"An excellent scholar! One that hath a head filled
with calves' brains without any sage in it."
Thomas Sowell has become a virtual one-man publishing industry, and Preferential Policies is his latest contribution to the Sowell book-of-the-year club. It is not surprising to find that this scattered and woefully disorganized potboiler is part of a "much larger international study of racial and ethnic groups—a study still in progress." Unfortunately, the wrongheadedness Sowell displays even in the few cases where he seems to have done substantial work (as in Ceylon/Sri Lanka) gives us little reason to think that his major work will be much of an improvement.

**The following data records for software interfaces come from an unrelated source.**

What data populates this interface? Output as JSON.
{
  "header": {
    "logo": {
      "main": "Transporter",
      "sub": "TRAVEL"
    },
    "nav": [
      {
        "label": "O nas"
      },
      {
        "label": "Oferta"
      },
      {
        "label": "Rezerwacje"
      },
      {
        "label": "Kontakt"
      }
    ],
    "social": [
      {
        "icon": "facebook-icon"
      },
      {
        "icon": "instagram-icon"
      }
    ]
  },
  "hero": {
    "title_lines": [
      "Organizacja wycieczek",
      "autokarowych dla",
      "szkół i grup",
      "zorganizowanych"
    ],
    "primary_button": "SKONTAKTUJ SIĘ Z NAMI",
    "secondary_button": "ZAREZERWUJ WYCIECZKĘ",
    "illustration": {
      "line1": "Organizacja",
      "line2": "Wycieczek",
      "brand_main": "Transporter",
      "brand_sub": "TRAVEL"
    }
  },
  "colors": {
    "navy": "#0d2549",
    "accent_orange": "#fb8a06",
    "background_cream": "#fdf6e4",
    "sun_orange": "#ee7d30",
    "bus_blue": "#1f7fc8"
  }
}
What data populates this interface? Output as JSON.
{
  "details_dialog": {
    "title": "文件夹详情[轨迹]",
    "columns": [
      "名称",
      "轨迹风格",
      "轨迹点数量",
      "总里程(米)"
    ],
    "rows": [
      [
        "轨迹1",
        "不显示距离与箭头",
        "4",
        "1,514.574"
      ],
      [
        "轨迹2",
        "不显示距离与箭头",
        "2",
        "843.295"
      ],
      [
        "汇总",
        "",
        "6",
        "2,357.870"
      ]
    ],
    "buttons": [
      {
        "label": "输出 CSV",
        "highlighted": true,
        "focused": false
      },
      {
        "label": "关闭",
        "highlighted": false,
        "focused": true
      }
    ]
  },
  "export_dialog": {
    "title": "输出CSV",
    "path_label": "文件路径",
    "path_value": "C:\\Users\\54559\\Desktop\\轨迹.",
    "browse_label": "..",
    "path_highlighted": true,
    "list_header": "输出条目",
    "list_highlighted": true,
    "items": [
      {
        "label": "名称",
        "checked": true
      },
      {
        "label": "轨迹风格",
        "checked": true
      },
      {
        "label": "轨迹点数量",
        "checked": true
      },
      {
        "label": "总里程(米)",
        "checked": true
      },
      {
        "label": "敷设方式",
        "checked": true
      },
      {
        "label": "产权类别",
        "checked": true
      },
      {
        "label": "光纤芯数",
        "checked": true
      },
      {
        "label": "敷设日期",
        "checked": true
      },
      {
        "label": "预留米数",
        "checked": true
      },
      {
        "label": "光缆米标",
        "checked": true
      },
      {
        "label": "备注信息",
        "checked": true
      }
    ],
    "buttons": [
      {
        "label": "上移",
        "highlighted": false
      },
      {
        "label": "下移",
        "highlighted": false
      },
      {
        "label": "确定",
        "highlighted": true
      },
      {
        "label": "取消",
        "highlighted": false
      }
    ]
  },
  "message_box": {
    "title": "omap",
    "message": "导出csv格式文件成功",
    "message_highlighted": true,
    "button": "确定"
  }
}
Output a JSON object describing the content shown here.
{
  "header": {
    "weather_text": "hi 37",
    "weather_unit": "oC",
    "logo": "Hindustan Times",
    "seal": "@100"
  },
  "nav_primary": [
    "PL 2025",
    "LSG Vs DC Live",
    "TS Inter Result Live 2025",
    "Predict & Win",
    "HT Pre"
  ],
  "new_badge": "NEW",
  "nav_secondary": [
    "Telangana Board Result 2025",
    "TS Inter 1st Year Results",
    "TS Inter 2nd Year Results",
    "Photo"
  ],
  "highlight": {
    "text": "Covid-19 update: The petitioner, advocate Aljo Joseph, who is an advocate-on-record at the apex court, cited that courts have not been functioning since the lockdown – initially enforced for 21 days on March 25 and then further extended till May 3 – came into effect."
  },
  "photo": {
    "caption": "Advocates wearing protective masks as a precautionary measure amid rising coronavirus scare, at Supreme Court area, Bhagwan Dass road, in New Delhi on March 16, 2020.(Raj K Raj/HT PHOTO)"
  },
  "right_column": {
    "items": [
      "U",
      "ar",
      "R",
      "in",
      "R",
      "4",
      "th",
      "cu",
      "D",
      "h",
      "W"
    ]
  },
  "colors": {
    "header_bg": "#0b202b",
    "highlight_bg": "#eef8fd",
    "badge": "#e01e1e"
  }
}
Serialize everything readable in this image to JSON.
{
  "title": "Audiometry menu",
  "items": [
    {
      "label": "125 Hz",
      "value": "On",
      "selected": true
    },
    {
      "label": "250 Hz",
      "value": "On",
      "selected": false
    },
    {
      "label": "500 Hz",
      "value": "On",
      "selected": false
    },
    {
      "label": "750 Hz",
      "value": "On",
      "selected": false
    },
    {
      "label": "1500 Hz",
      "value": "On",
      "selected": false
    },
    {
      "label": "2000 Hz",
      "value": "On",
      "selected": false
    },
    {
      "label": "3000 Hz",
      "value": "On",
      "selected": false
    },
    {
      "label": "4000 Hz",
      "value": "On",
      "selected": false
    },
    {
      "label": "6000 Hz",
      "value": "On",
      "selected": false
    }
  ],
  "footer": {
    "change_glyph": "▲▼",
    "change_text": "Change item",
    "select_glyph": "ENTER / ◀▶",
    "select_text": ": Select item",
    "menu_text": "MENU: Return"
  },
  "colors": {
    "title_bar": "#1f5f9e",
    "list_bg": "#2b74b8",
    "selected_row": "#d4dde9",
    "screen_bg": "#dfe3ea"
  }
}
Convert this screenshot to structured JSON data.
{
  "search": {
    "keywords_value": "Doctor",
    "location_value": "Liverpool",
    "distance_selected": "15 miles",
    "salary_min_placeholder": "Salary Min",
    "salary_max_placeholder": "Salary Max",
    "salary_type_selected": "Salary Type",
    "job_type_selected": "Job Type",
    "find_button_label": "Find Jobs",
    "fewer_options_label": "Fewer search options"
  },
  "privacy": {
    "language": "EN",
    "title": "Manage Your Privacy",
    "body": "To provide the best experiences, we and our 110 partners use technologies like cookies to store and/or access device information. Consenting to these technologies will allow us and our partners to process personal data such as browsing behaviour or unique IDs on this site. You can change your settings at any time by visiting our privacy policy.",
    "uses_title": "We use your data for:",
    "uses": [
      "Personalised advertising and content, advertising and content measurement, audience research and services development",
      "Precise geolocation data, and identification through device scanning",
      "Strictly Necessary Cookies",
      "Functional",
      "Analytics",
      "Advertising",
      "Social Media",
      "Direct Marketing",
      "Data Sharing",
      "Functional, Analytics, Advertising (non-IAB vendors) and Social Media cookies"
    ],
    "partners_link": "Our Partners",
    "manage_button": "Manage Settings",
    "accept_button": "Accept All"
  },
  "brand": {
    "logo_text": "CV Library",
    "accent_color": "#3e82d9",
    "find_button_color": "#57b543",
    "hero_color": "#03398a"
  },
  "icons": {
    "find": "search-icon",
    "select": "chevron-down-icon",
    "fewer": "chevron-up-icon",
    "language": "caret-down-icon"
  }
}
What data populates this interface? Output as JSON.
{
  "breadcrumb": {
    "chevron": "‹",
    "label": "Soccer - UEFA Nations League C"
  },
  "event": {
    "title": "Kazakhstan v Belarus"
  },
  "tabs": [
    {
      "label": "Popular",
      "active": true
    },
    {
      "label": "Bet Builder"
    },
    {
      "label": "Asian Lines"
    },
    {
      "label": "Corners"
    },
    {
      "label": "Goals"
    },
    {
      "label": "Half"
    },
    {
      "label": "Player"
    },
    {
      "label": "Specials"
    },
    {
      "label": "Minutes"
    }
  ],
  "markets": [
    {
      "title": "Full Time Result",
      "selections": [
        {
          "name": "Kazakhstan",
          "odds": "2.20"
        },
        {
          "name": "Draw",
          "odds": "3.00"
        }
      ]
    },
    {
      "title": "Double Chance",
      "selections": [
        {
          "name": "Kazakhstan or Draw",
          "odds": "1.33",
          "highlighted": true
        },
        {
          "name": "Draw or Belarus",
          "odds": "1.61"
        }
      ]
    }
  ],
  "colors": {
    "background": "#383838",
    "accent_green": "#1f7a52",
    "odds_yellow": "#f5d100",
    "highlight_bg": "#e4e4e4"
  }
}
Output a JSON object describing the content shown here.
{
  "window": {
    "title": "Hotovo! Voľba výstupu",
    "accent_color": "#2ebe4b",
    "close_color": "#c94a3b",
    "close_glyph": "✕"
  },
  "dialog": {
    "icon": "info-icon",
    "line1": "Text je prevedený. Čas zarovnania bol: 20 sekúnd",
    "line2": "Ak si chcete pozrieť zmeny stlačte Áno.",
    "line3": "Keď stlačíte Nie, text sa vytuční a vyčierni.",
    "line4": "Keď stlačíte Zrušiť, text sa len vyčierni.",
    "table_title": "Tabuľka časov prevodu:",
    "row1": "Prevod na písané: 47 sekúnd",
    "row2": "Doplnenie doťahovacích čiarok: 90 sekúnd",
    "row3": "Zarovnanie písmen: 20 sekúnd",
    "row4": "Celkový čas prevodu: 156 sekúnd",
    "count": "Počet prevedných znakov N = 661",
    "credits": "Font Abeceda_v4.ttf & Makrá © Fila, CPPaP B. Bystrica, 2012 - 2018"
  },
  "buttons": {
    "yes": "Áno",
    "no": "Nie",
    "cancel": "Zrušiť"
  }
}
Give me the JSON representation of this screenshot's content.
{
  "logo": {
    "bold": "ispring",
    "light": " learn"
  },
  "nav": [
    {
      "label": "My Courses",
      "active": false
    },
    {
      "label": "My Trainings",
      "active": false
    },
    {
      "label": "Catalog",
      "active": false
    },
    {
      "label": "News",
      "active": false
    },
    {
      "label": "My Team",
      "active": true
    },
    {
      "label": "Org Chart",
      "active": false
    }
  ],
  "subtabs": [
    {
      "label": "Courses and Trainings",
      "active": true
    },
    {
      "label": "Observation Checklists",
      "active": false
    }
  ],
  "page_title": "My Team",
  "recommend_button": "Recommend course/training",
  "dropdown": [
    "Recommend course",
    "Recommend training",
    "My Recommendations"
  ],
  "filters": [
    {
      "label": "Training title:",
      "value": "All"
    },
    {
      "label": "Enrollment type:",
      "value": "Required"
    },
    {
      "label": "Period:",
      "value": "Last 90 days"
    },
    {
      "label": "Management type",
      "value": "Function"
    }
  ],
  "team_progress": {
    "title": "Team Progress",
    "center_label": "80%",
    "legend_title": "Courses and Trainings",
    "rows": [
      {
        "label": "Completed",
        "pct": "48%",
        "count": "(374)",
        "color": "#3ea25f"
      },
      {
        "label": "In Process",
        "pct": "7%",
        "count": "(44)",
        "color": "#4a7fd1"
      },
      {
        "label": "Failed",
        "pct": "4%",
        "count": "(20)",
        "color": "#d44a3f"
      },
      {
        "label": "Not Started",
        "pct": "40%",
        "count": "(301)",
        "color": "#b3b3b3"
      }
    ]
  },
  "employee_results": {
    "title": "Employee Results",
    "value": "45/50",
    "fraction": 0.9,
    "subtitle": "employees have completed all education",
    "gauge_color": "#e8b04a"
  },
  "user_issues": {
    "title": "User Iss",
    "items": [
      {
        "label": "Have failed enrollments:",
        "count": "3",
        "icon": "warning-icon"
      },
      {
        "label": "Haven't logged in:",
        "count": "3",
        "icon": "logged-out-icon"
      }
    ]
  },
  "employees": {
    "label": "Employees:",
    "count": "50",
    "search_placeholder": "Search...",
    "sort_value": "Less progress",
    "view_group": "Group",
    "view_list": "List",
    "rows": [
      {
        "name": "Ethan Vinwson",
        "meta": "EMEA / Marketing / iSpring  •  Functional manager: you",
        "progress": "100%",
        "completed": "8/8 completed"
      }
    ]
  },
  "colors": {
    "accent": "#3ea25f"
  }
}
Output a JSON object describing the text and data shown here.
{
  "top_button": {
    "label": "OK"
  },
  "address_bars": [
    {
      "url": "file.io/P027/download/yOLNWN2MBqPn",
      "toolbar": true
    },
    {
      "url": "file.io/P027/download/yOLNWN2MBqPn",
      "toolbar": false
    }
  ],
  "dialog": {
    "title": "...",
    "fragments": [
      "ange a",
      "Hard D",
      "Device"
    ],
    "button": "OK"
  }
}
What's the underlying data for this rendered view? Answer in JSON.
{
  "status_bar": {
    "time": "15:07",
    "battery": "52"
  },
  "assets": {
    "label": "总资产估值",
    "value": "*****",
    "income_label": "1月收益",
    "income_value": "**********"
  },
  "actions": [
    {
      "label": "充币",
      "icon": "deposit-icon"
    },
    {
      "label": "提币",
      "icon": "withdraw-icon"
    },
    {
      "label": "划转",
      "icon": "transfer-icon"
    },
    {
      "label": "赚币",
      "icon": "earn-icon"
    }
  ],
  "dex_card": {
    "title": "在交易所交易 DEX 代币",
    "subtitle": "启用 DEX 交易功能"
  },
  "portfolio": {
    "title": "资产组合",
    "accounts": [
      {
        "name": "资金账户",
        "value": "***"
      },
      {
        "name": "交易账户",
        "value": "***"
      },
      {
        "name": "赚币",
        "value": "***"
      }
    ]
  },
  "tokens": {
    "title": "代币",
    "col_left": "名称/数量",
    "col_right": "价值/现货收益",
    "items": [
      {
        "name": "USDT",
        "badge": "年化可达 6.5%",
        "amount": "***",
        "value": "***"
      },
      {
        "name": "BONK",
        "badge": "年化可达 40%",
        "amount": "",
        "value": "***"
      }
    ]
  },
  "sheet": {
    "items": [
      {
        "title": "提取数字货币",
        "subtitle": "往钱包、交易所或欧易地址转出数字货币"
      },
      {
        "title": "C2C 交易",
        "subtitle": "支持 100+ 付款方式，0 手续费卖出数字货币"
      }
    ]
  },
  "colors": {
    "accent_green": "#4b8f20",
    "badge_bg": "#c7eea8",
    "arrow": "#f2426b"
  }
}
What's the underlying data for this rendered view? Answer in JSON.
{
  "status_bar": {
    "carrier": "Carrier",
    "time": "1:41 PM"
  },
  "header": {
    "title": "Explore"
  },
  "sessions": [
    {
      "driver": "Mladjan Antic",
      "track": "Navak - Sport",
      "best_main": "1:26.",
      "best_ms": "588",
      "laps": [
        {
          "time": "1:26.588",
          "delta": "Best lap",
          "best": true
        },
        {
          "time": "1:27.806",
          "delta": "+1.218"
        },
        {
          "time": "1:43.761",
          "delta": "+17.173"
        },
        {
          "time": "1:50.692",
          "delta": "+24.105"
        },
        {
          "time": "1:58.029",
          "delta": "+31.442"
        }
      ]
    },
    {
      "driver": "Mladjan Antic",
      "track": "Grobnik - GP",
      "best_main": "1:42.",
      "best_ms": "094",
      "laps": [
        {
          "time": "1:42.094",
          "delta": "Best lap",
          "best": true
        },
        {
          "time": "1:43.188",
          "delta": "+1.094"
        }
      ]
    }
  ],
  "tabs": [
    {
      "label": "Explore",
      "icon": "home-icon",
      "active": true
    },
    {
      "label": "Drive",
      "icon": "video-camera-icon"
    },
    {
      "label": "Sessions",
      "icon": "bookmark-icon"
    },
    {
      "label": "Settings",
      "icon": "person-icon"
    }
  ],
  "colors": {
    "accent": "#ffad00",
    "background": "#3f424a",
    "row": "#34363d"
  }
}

An example of his scholarship: in his few brief references to blacks in the United States, Sowell does not seem to realize that his accounts contradict each other. He portrays the condition of blacks (at least outside of government employment) as pretty much a steady march upward from the Civil War until the counterproductive apparatus of affirmative action arrived in the 1960's; yet he writes of the pervasive Jim Crow streetcar laws passed between 1900 and 1903, laws which clearly marked a worsening of the position of Southern blacks. This case also offers a good example of Sowell's lack of historical curiosity. If he had looked a bit deeper, he would...